[Stored items]
++++++++++
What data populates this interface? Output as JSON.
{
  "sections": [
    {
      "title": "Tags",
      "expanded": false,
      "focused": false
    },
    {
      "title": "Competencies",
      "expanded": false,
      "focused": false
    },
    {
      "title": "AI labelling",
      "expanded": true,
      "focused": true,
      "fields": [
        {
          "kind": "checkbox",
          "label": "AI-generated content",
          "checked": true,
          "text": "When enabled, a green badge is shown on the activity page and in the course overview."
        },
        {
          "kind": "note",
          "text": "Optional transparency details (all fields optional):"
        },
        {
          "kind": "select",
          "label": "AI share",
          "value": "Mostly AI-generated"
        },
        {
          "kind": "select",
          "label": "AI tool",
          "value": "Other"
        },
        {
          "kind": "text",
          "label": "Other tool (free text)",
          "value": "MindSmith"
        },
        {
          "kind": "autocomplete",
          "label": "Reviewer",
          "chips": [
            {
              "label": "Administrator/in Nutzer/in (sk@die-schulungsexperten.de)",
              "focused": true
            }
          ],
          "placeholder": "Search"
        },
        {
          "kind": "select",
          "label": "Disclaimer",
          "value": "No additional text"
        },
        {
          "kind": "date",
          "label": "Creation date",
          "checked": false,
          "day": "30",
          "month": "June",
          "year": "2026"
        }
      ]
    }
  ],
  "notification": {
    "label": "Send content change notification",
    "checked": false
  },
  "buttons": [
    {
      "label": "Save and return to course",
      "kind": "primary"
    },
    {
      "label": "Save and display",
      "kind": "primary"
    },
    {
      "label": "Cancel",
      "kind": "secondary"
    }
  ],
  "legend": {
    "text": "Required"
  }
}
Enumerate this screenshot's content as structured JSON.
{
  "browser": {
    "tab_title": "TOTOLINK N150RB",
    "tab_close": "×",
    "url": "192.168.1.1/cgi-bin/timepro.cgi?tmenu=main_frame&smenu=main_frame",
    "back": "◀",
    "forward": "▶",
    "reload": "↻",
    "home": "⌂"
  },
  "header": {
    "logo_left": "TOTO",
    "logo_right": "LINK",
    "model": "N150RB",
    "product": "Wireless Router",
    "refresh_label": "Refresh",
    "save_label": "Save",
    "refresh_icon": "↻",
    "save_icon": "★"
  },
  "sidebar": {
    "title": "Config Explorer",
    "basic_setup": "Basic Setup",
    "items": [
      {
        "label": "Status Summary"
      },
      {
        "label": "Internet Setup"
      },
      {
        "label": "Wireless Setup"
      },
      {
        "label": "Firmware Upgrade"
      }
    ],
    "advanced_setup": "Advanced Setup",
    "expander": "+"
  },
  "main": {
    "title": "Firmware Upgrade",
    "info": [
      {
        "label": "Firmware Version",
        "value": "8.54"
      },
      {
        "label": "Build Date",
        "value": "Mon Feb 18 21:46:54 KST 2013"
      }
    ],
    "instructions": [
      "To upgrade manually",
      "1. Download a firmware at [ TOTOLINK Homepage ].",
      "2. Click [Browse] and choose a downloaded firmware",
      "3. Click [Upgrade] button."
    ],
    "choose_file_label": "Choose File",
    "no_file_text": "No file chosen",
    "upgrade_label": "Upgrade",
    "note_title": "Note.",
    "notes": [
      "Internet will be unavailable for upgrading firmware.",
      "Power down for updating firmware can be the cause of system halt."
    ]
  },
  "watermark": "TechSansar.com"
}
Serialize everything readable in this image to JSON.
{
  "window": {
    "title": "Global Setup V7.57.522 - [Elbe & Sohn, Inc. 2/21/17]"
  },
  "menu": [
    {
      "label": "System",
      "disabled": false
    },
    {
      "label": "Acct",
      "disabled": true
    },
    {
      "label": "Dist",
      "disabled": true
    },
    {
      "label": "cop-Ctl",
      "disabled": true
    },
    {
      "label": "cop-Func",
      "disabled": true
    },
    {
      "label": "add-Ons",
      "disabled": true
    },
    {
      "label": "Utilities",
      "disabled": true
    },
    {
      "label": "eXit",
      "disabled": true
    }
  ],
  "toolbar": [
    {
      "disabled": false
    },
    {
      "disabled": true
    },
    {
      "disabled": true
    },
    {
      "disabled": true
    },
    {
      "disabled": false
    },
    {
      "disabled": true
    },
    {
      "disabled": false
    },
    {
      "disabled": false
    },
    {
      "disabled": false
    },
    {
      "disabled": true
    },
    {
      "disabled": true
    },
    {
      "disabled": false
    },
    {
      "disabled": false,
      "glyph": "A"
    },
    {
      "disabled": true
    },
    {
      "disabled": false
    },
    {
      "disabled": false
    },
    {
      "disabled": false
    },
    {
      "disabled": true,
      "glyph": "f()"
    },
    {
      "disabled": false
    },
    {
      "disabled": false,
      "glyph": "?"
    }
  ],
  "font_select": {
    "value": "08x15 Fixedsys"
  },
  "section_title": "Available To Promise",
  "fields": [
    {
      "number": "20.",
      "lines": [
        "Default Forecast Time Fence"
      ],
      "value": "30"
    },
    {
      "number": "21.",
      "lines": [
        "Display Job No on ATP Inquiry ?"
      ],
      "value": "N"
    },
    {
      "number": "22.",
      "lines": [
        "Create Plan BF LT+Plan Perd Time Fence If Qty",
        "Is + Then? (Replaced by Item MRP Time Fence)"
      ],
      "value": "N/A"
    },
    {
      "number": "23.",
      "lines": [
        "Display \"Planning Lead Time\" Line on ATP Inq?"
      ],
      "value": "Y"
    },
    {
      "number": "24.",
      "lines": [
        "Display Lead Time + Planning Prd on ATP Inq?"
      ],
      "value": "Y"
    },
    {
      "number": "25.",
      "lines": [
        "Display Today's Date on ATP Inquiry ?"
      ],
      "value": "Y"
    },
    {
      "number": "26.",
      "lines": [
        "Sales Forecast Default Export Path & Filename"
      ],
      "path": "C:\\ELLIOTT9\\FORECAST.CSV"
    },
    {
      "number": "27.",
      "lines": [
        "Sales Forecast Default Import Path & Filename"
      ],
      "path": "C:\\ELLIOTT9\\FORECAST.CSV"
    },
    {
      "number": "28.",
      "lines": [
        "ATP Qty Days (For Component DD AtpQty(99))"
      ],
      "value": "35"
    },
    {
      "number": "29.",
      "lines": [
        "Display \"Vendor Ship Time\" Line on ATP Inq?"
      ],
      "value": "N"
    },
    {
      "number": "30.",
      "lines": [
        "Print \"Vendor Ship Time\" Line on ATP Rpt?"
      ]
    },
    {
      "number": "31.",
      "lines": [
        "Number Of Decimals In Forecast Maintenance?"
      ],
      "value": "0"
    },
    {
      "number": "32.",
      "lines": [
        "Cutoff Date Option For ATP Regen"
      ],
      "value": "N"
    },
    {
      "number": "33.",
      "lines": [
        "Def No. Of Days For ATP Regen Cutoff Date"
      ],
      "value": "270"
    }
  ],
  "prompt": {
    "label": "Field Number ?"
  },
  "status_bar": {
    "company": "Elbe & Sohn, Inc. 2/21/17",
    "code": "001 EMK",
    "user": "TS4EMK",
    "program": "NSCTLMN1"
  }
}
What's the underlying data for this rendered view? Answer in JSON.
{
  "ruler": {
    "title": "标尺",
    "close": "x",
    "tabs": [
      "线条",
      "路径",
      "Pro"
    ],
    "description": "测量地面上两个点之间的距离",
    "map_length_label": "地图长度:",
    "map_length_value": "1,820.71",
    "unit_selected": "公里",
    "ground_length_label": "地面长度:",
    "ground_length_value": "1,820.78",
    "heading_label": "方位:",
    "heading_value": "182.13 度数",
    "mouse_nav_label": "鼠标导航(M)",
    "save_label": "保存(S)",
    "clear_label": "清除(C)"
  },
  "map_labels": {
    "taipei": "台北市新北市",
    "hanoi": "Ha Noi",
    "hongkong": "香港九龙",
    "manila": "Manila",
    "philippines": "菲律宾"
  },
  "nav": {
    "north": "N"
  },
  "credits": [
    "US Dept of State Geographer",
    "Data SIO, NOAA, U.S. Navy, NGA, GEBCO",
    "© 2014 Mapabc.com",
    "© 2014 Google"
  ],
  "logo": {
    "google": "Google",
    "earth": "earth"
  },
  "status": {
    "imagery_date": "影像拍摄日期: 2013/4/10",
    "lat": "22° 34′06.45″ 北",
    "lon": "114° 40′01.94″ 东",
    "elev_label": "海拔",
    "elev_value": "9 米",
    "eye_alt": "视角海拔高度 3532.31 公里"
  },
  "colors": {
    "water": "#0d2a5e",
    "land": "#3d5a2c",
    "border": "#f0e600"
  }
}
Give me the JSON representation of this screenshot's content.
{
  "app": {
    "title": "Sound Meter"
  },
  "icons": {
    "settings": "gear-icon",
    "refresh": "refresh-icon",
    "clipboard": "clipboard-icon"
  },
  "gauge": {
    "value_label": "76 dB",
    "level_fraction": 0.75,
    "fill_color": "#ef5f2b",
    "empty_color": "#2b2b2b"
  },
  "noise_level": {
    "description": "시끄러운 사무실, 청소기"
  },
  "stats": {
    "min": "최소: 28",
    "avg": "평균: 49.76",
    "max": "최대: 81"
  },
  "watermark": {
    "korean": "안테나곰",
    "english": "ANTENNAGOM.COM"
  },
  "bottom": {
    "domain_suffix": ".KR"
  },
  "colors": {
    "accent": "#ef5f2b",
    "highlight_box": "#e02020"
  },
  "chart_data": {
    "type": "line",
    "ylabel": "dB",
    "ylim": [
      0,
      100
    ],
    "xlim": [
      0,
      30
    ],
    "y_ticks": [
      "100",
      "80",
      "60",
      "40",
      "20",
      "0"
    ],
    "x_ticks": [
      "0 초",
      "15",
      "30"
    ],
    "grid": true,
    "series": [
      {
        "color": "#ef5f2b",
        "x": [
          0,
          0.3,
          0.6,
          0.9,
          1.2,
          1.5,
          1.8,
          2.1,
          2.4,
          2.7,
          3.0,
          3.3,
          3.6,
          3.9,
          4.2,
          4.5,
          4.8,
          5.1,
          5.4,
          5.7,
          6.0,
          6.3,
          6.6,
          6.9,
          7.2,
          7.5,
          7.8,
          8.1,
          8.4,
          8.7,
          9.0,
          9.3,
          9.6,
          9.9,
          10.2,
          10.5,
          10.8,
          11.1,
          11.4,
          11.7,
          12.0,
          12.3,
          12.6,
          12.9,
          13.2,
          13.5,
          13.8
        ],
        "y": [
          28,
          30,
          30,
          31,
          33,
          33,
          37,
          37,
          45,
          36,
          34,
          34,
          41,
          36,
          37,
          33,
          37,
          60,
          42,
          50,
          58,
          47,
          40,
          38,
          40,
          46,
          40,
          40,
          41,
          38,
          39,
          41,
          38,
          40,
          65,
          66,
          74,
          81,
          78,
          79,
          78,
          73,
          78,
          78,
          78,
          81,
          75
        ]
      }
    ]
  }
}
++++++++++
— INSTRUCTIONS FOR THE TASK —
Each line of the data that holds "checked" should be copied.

— RESULT OF THIS TASK —
          "checked": true,
          "checked": false,
    "checked": false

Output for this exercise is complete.